Too *old* to be imported? That’s pretty much the opposite of how we do it here, where 25 years is the newest vehicle that can be imported (if it wasn’t sold here in the first place).
Is there an age where it becomes legal again under a classic status, or is it completely impossible to import anything older than whatever that limit is?
Yep once a vehicle is 20 years old it can be imported again.
I had one of those new in 2004! Being a company van, it was the lo-spec version of the Delica sold here as the L400, so although it had the extra-long wheelbase and the extra-high roof, it didn’t score a long badge…let alone side windows or carpet… To console myself I bought Delica Space Gear pop-out cupholders (visible in the interior photot above between the radio storage pocket and the ashtray/lighter) and monogrammed and fitted floor mats. But ’twas still a large van with a short name…
Love the seating fabric. Almost as cool as in the 1976 Oldsmobile Toronado Brougham –
OW MY FREAKIN’ EYES!
Is that the Toronado Grandma’s Armchair edition?
Or it looks like the integrated pop-up child seats in newer Volvos
Imagine if all car makers did something similar with their vehicle names, for example: Volkswagen Golf Chip Fooler TDI Diesel Wink-Wink Hatchback.

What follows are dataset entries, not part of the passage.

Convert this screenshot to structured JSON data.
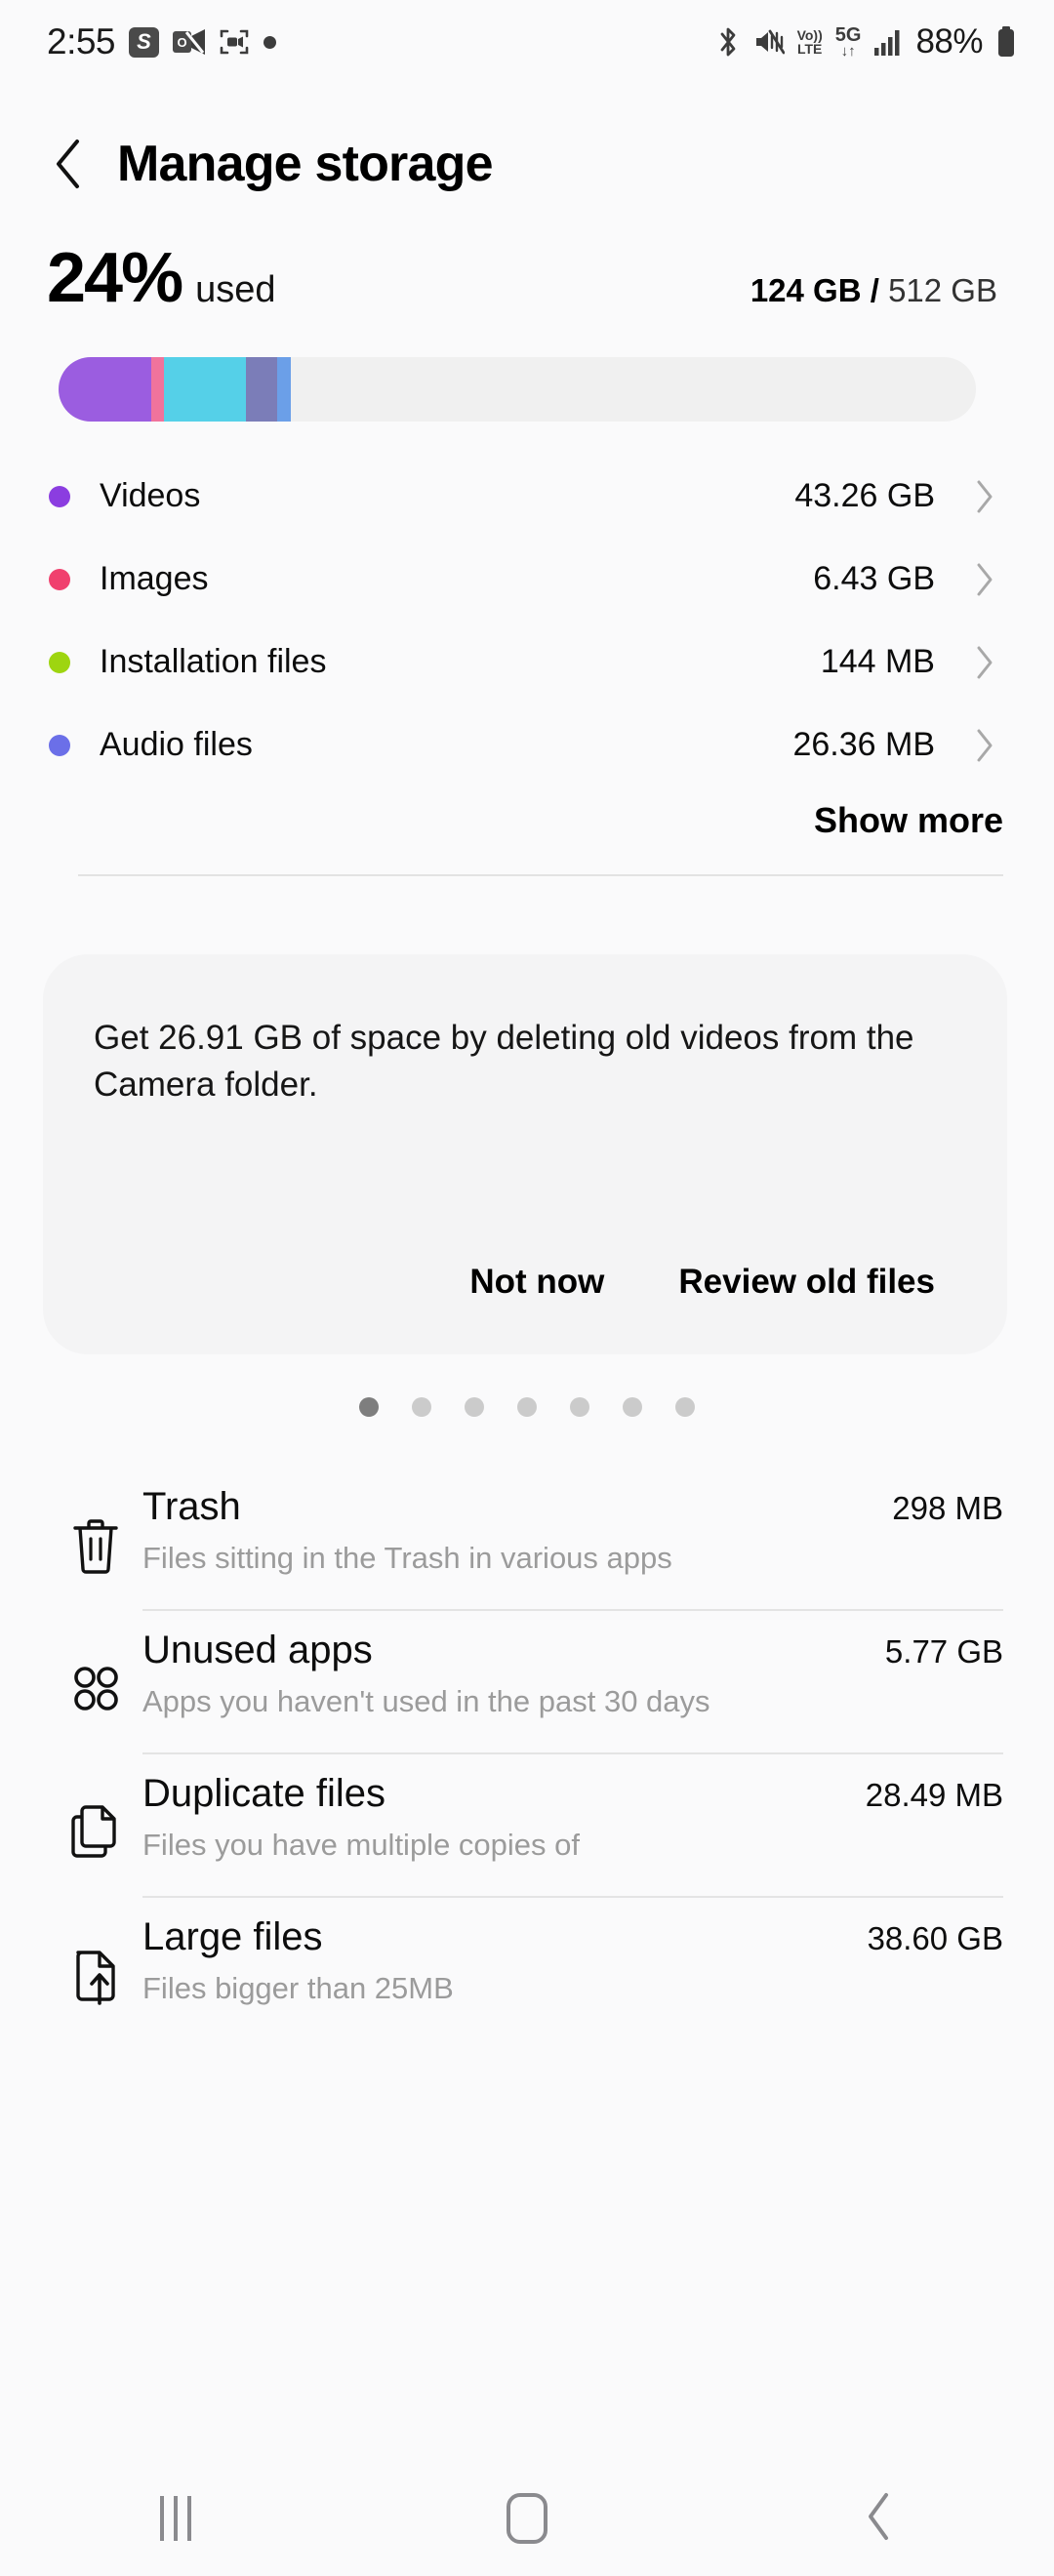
{
  "status_bar": {
    "time": "2:55",
    "left_icons": [
      "shopee-app-icon",
      "outlook-app-icon",
      "screen-record-icon",
      "recording-dot-icon"
    ],
    "shopee_letter": "S",
    "outlook_letter": "O",
    "volte_label_top": "Vo))",
    "volte_label_bottom": "LTE",
    "network_label": "5G",
    "network_arrows": "↓↑",
    "battery_percent": "88%",
    "right_icons": [
      "bluetooth-icon",
      "mute-icon",
      "volte-icon",
      "5g-icon",
      "signal-icon",
      "battery-icon"
    ]
  },
  "header": {
    "back_label": "‹",
    "title": "Manage storage"
  },
  "usage": {
    "percent": "24%",
    "used_label": "used",
    "used_size": "124 GB",
    "separator": " / ",
    "total_size": "512 GB"
  },
  "storage_bar": {
    "track_color": "#F0F0F0",
    "segments": [
      {
        "name": "videos",
        "color": "#9B5DE0",
        "width_pct": 10.1
      },
      {
        "name": "images",
        "color": "#F0739C",
        "width_pct": 1.4
      },
      {
        "name": "system",
        "color": "#55D0E8",
        "width_pct": 8.9
      },
      {
        "name": "other",
        "color": "#7B7DB8",
        "width_pct": 3.4
      },
      {
        "name": "audio",
        "color": "#6B9FE8",
        "width_pct": 1.5
      }
    ]
  },
  "categories": [
    {
      "label": "Videos",
      "value": "43.26 GB",
      "color": "#8B3DE0"
    },
    {
      "label": "Images",
      "value": "6.43 GB",
      "color": "#F0406E"
    },
    {
      "label": "Installation files",
      "value": "144 MB",
      "color": "#9ED510"
    },
    {
      "label": "Audio files",
      "value": "26.36 MB",
      "color": "#6B6FE8"
    }
  ],
  "show_more_label": "Show more",
  "suggestion_card": {
    "text": "Get 26.91 GB of space by deleting old videos from the Camera folder.",
    "dismiss_label": "Not now",
    "action_label": "Review old files"
  },
  "pager": {
    "total": 7,
    "active_index": 0
  },
  "tools": [
    {
      "title": "Trash",
      "value": "298 MB",
      "subtitle": "Files sitting in the Trash in various apps",
      "icon": "trash-icon"
    },
    {
      "title": "Unused apps",
      "value": "5.77 GB",
      "subtitle": "Apps you haven't used in the past 30 days",
      "icon": "apps-grid-icon"
    },
    {
      "title": "Duplicate files",
      "value": "28.49 MB",
      "subtitle": "Files you have multiple copies of",
      "icon": "duplicate-files-icon"
    },
    {
      "title": "Large files",
      "value": "38.60 GB",
      "subtitle": "Files bigger than 25MB",
      "icon": "large-file-icon"
    }
  ],
  "nav_bar": {
    "recents_label": "recents-icon",
    "home_label": "home-icon",
    "back_label": "back-icon"
  }
}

Driving a RHD drive car on the left side of the road is pretty natural. I have spent some time in Australia and of course that’s the norm. You adapt pretty quickly as you sit right next to the median and controls fall to hand. More manual transmission vehicles there too than in the States it seems so that is a consideration, but again it’s just adjusting to shifting with the left hand rather than the right.
These are cool vehicles. I see them around here in Coastal Oregon off and on. I think they are great for utility purposes and as daily transportation.
There is a reason that LHD vehicles are driven on the right side of the road and vice versa. Terror can strike in many situations where the driver cannot see around vehicles in front of them. It’s possible to adapt. You have to drive defensively. Playing Speed Racer in your JDM Type R or your Skyline or Steve McQueen in your RHD XKSS replica (though a small batch of new ones is on its way) doesn’t have a real bright future here in the states driving on the right side of the road.